The fact that Tortoise, Directions, Rome, and out-of-town signings A Minor Forest (of San Francisco) and Trans Am (of Washington, DC), favored instrumentalism made Thrill Jockey the label-of-choice for post-rock's growing legions of followers.
In 1996, Thrill Jockey struck up a working relationship with German electronic act Oval, whose music —fashioned from samples taken from damaged CDs and computer errors— stood, then, at music's cutting edge. From there, came Oval side-project Microstoria, then German electro monkeys Mouse on Mars, and Japanese electronic composer Nobukazu Takemura. Releasing such adventurous sound kept Thrill Jockey at the forefront of the burgeoning digital-music movement.

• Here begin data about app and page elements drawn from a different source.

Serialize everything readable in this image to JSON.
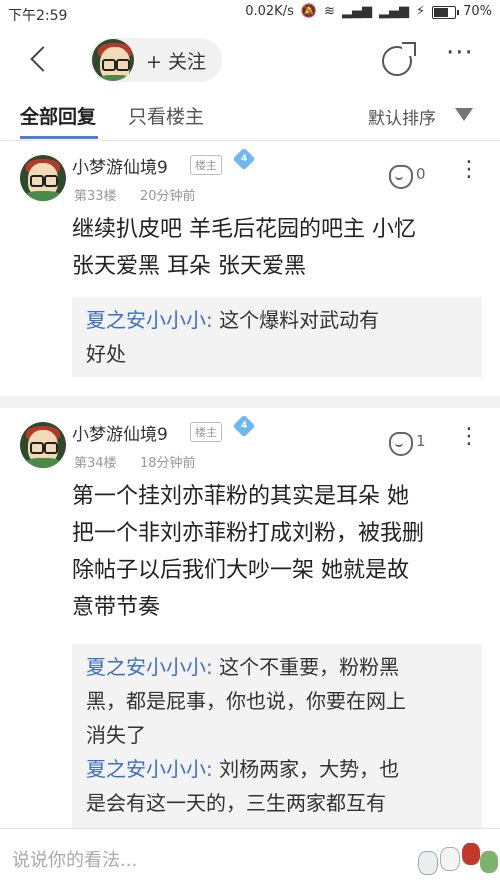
{
  "status_bar": {
    "time": "下午2:59",
    "network_speed": "0.02K/s",
    "battery_percent": "70%",
    "battery_level": 0.7
  },
  "nav": {
    "follow_label": "+ 关注"
  },
  "tabs": {
    "all_replies": "全部回复",
    "op_only": "只看楼主",
    "sort": "默认排序"
  },
  "posts": [
    {
      "username": "小梦游仙境9",
      "badge": "楼主",
      "level": "4",
      "floor": "第33楼",
      "time": "20分钟前",
      "likes": "0",
      "lines": [
        "继续扒皮吧 羊毛后花园的吧主 小忆",
        "张天爱黑 耳朵 张天爱黑"
      ],
      "quotes": [
        {
          "name": "夏之安小小小:",
          "lines": [
            " 这个爆料对武动有",
            "好处"
          ]
        }
      ]
    },
    {
      "username": "小梦游仙境9",
      "badge": "楼主",
      "level": "4",
      "floor": "第34楼",
      "time": "18分钟前",
      "likes": "1",
      "lines": [
        "第一个挂刘亦菲粉的其实是耳朵 她",
        "把一个非刘亦菲粉打成刘粉，被我删",
        "除帖子以后我们大吵一架 她就是故",
        "意带节奏"
      ],
      "quotes": [
        {
          "name": "夏之安小小小:",
          "lines": [
            " 这个不重要，粉粉黑",
            "黑，都是屁事，你也说，你要在网上",
            "消失了"
          ]
        },
        {
          "name": "夏之安小小小:",
          "lines": [
            " 刘杨两家，大势，也",
            "是会有这一天的，三生两家都互有"
          ]
        }
      ]
    }
  ],
  "reply": {
    "placeholder": "说说你的看法..."
  },
  "colors": {
    "accent": "#4a7be8",
    "quote_name": "#3c6fc4",
    "level_badge": "#6fb7ef"
  }
}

Even at the dawn of the 2000s, Thrill Jockey continued to be defined by its association with Tortoise. They were not only the label's biggest act, but were a community unto themselves; and Thrill Jockey put out records by a seemingly ever-growing roster of Tortoise-related projects: Isotope 217, Pullman, Chicago Underground Duo, Brokeback.
But, at the same time, the label kept finding odd records in far flung places: experimental Austrian outfit Radian and their side-project Trapist, Japanese tribal-noise legends Boredoms and their girl-group flower-psych off-shoot OOIOO, English studio tinkerer John Parish.
The label also struck up relationships with long-standing, iconoclastic figures: former Television frontman Tom Verlaine, longtime Giant Sand leader and all-around weird-country oddball Howe Gelb, iconic Talking Heads founder David Byrne, and ex-Uzi/Come firebrand Thalia Zedek.
When Tortoise went on hiatus in 2004, and with once-fruitful acts like Trans Am, The Sea and Cake, and Freakwater having slowed right down, Thrill Jockey stretched out in many unexpected directions; its identity moving further away from its post-rock notoreity. As the '00s wound down, the label was now working with acts like English folktronic combo Tunng, Brooklynite flavor-of-the-month types High Places, American-Kenyan guitar-rock exchange Extra Golden, and insanely-prolific brother/sister rock-conceptualists Fiery Furnaces.
The label celebrated its 15 year anniversary in 2007 with a box-set of 10 seven-inches, Plum, and a series of shows in Chicago. With any luck, Thrill Jockey will remain alive and kicking for 15 more.